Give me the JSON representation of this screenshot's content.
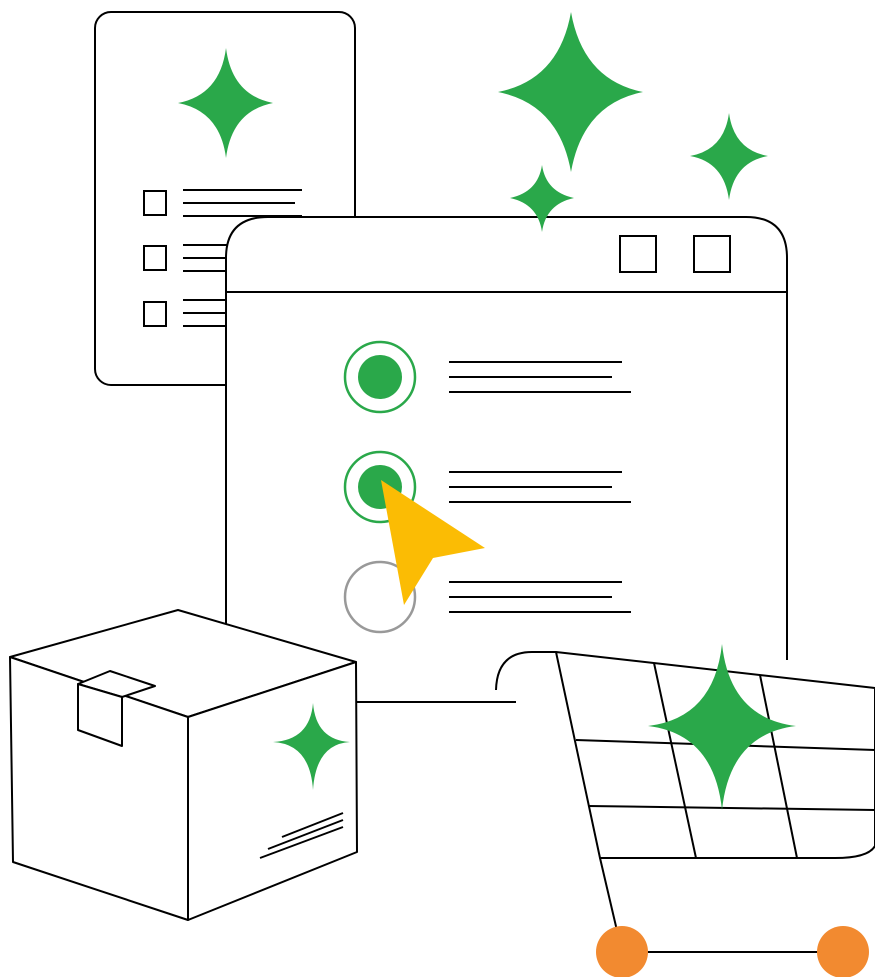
{
  "illustration": {
    "colors": {
      "stroke": "#000000",
      "background": "#ffffff",
      "sparkle": "#2aa84a",
      "radio_selected": "#2aa84a",
      "radio_unselected": "#999999",
      "cursor": "#fbbc04",
      "cart_wheel": "#f28a30"
    },
    "icons": [
      "sparkle-icon",
      "checklist-document",
      "browser-window",
      "radio-button",
      "cursor-arrow-icon",
      "shipping-box",
      "shopping-cart-icon"
    ],
    "radio_options": [
      {
        "selected": true
      },
      {
        "selected": true
      },
      {
        "selected": false
      }
    ],
    "checklist_items": 3
  }
}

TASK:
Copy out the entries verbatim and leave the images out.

ANSWER TO THE PROBLEM:
Give me the JSON representation of this screenshot's content.
{
  "illustration": {
    "colors": {
      "stroke": "#000000",
      "background": "#ffffff",
      "sparkle": "#2aa84a",
      "radio_selected": "#2aa84a",
      "radio_unselected": "#999999",
      "cursor": "#fbbc04",
      "cart_wheel": "#f28a30"
    },
    "icons": [
      "sparkle-icon",
      "checklist-document",
      "browser-window",
      "radio-button",
      "cursor-arrow-icon",
      "shipping-box",
      "shopping-cart-icon"
    ],
    "radio_options": [
      {
        "selected": true
      },
      {
        "selected": true
      },
      {
        "selected": false
      }
    ],
    "checklist_items": 3
  }
}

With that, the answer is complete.